▶ [Directions for this task] The entries must be repeated verbatim, and their images left out.

▶ [Records for processing]

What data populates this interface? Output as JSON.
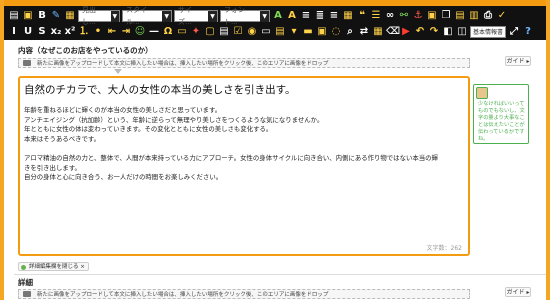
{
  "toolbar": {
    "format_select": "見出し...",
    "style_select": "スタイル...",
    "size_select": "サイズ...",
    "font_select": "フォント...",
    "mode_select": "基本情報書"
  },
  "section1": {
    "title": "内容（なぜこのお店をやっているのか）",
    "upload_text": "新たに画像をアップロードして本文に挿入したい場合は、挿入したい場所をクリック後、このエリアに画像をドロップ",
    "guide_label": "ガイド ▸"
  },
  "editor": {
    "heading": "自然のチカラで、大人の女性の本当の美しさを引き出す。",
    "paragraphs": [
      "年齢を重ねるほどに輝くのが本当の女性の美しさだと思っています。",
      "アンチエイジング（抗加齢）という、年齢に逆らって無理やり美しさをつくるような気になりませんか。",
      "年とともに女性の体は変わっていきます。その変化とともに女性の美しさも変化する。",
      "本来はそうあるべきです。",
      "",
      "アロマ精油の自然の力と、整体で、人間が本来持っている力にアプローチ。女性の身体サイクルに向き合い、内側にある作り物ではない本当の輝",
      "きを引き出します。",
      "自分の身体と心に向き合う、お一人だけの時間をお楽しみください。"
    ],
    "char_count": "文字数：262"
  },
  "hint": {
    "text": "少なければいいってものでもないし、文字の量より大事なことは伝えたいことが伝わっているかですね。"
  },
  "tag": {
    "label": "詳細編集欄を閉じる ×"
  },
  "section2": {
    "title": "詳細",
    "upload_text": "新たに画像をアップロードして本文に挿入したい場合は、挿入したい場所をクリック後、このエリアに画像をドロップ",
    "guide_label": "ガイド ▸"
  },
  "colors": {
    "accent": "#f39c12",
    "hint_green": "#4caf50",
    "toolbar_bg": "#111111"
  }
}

▶ [Exercise answer]
What data populates this interface? Output as JSON.
{
  "toolbar": {
    "format_select": "見出し...",
    "style_select": "スタイル...",
    "size_select": "サイズ...",
    "font_select": "フォント...",
    "mode_select": "基本情報書"
  },
  "section1": {
    "title": "内容（なぜこのお店をやっているのか）",
    "upload_text": "新たに画像をアップロードして本文に挿入したい場合は、挿入したい場所をクリック後、このエリアに画像をドロップ",
    "guide_label": "ガイド ▸"
  },
  "editor": {
    "heading": "自然のチカラで、大人の女性の本当の美しさを引き出す。",
    "paragraphs": [
      "年齢を重ねるほどに輝くのが本当の女性の美しさだと思っています。",
      "アンチエイジング（抗加齢）という、年齢に逆らって無理やり美しさをつくるような気になりませんか。",
      "年とともに女性の体は変わっていきます。その変化とともに女性の美しさも変化する。",
      "本来はそうあるべきです。",
      "",
      "アロマ精油の自然の力と、整体で、人間が本来持っている力にアプローチ。女性の身体サイクルに向き合い、内側にある作り物ではない本当の輝",
      "きを引き出します。",
      "自分の身体と心に向き合う、お一人だけの時間をお楽しみください。"
    ],
    "char_count": "文字数：262"
  },
  "hint": {
    "text": "少なければいいってものでもないし、文字の量より大事なことは伝えたいことが伝わっているかですね。"
  },
  "tag": {
    "label": "詳細編集欄を閉じる ×"
  },
  "section2": {
    "title": "詳細",
    "upload_text": "新たに画像をアップロードして本文に挿入したい場合は、挿入したい場所をクリック後、このエリアに画像をドロップ",
    "guide_label": "ガイド ▸"
  },
  "colors": {
    "accent": "#f39c12",
    "hint_green": "#4caf50",
    "toolbar_bg": "#111111"
  }
}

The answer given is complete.